• WORK INSTRUCTIONS
Go through the material and copy every line in which "subtitle" appears.

RECORDS FOR THE EXERCISE Start Marker

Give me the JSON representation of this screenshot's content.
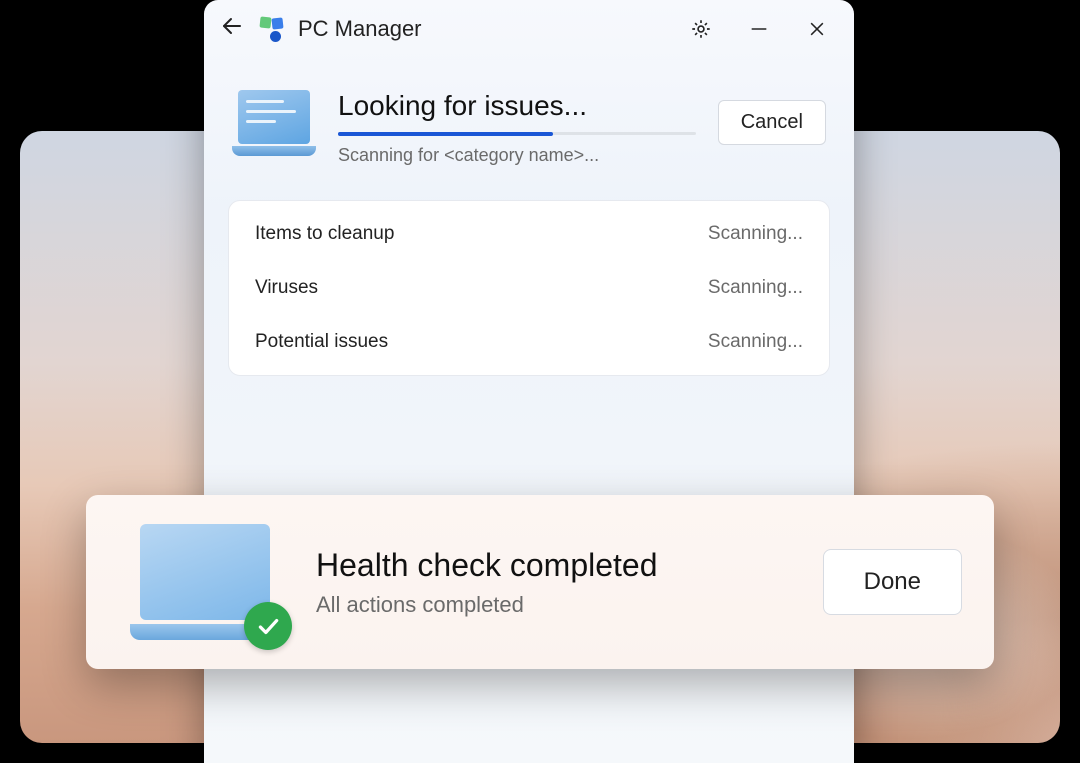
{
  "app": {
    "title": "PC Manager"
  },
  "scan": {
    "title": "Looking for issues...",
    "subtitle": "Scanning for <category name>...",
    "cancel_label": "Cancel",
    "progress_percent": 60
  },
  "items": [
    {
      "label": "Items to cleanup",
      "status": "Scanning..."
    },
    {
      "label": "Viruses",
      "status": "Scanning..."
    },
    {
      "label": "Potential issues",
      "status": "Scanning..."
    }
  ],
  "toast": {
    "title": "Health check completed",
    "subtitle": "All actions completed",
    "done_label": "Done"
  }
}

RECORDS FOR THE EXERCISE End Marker

• EXERCISE RESULT
    "subtitle": "Scanning for <category name>...",
    "subtitle": "All actions completed",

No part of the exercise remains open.